▶ _Your assignment_:
For the data below, please report each line where the word "title" is found.

┌─ Provided material

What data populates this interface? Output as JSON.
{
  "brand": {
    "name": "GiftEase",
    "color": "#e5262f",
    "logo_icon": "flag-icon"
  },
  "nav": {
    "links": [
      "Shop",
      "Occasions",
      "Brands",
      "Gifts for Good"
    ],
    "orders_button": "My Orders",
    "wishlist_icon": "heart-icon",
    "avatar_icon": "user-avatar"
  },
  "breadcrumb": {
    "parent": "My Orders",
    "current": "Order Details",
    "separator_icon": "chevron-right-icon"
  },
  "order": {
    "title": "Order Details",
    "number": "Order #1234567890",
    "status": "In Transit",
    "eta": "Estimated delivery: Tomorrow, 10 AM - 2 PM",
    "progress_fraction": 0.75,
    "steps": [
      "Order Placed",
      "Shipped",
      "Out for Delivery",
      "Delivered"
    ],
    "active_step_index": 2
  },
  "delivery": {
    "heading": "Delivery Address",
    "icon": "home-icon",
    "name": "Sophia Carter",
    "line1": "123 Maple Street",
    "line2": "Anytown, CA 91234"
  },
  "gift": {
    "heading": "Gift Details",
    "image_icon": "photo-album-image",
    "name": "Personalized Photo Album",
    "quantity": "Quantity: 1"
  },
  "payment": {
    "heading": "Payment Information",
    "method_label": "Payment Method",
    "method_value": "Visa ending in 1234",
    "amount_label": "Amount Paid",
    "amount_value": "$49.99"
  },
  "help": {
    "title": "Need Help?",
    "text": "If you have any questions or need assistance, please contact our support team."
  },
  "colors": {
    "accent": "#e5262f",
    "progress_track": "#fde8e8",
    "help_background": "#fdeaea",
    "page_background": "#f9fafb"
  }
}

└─

▶ _Written answer_:
    "title": "Order Details",
    "title": "Need Help?",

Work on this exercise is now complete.